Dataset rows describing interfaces
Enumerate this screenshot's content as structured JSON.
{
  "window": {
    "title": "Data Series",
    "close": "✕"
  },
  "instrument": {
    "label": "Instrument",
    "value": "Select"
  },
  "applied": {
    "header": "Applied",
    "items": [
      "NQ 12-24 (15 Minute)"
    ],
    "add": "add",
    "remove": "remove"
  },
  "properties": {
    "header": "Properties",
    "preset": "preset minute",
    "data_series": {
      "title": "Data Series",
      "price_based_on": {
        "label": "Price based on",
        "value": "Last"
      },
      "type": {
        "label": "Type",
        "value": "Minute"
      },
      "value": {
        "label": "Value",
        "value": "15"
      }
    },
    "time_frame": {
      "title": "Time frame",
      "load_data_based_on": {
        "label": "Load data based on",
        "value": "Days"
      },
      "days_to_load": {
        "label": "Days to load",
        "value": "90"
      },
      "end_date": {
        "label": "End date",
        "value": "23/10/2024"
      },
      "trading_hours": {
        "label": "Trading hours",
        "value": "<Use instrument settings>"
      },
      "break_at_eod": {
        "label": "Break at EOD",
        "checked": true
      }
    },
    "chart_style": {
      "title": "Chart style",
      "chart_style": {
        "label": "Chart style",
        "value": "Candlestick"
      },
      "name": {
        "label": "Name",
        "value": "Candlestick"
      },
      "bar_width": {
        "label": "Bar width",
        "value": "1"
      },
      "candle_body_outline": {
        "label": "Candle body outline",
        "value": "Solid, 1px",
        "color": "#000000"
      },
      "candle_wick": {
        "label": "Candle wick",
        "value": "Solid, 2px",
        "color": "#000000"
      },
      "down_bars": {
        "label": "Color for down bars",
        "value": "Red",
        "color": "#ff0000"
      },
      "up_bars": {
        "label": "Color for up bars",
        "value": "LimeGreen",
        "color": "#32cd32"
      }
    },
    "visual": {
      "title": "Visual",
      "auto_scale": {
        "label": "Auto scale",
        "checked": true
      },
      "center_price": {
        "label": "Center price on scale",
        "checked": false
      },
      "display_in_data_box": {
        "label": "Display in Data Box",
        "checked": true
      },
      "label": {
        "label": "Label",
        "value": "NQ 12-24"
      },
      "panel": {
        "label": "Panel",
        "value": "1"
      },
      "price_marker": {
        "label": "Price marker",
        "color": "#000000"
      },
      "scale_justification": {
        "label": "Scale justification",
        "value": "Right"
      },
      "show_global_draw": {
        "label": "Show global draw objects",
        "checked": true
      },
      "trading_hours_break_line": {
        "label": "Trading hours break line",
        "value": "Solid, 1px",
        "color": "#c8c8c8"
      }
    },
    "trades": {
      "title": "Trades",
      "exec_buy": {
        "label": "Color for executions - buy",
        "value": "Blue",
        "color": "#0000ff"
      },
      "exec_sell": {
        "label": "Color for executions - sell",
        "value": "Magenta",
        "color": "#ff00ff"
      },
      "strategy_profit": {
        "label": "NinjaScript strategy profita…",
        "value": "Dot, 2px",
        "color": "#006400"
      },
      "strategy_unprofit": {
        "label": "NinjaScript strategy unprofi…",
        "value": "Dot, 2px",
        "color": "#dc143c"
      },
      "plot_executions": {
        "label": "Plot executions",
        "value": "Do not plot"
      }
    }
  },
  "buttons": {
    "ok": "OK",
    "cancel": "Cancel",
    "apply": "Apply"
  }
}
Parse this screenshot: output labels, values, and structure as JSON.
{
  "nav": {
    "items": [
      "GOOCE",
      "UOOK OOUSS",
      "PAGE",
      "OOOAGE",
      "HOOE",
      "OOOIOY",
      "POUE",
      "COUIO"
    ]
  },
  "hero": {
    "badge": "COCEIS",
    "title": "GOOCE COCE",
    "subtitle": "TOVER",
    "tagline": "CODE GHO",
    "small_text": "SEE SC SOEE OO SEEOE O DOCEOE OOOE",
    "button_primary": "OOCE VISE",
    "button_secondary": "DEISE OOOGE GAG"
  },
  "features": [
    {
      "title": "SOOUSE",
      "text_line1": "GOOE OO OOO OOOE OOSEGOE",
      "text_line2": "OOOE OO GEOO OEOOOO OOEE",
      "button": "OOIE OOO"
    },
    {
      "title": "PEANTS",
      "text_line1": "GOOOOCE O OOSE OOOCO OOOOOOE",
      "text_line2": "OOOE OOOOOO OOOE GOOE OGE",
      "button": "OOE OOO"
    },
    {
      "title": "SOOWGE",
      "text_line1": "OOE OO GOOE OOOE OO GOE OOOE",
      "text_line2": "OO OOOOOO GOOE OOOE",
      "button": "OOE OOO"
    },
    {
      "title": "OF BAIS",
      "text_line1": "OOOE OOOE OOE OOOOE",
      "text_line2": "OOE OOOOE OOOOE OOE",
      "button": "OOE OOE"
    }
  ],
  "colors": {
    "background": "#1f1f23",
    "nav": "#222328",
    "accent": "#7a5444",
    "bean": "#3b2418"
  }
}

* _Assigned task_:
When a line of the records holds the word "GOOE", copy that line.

* _Completed task_:
      "text_line1": "GOOE OO OOO OOOE OOSEGOE",
      "text_line2": "OOOE OOOOOO OOOE GOOE OGE",
      "text_line1": "OOE OO GOOE OOOE OO GOE OOOE",
      "text_line2": "OO OOOOOO GOOE OOOE",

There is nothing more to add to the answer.